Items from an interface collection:

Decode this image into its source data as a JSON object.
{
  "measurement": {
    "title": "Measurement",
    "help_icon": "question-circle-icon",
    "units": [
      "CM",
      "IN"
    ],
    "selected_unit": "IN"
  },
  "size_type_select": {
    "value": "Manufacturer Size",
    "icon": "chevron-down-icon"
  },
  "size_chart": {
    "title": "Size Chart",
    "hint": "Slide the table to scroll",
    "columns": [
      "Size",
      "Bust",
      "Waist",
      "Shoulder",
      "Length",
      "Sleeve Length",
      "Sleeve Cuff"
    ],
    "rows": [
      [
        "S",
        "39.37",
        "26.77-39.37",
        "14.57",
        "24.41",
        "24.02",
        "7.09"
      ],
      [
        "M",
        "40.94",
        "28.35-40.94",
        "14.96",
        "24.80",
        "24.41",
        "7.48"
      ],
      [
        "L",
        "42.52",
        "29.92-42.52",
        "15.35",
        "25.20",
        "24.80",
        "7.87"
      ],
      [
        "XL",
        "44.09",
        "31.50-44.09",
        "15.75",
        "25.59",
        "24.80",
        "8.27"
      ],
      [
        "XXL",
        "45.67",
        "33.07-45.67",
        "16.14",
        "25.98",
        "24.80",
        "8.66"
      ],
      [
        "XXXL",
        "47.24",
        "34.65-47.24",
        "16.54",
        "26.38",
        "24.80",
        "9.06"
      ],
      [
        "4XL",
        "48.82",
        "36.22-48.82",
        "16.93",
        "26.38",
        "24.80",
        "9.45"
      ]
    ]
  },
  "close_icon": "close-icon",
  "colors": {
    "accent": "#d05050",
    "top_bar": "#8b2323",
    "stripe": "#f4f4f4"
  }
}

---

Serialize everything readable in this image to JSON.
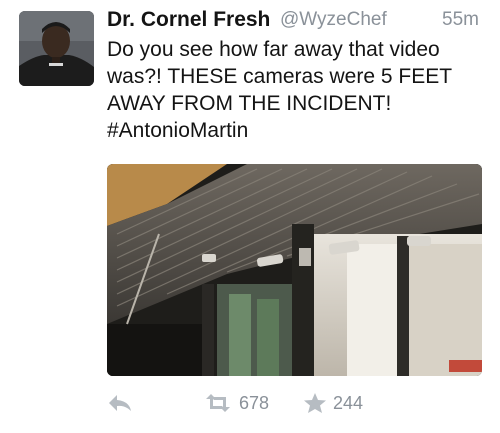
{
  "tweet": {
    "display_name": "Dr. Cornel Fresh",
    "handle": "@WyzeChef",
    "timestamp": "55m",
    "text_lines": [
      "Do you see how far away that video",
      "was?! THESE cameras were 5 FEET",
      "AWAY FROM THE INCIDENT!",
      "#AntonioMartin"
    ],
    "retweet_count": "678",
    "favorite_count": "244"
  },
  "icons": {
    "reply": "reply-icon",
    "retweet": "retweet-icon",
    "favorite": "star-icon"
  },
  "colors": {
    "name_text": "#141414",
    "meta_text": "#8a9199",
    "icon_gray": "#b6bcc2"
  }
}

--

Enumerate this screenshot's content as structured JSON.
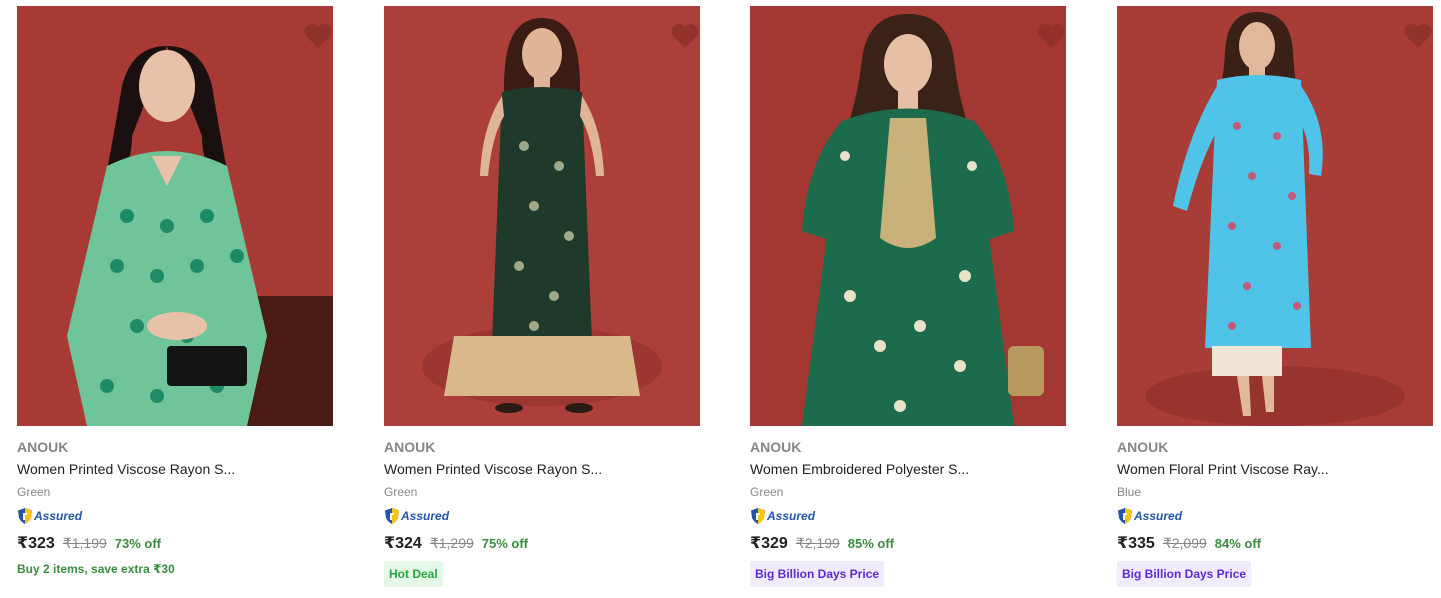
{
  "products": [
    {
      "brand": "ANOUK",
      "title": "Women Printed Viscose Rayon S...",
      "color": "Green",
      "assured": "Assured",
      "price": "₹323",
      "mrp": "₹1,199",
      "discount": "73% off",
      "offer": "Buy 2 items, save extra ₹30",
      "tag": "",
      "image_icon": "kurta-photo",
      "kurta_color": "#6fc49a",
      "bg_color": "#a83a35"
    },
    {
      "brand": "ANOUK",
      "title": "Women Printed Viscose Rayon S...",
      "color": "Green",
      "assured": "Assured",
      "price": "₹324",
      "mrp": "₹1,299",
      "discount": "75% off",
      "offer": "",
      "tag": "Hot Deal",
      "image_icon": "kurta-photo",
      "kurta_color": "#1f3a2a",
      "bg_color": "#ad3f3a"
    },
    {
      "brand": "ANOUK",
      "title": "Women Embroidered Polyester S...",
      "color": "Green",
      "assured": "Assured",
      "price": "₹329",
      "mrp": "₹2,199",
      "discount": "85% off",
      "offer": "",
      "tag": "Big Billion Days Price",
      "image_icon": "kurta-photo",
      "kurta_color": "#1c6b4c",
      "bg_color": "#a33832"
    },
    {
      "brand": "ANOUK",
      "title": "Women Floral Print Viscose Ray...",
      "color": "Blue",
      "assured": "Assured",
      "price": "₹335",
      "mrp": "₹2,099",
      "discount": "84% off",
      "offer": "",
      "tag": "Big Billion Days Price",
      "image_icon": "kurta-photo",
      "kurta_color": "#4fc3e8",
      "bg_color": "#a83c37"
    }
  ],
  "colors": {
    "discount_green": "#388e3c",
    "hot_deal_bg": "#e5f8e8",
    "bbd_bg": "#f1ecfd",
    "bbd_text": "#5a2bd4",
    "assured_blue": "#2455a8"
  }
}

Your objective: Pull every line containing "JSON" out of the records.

Reply to the task:
Decode this image into its source data as a JSON object.
Serialize everything readable in this image to JSON.
Enumerate this screenshot's content as structured JSON.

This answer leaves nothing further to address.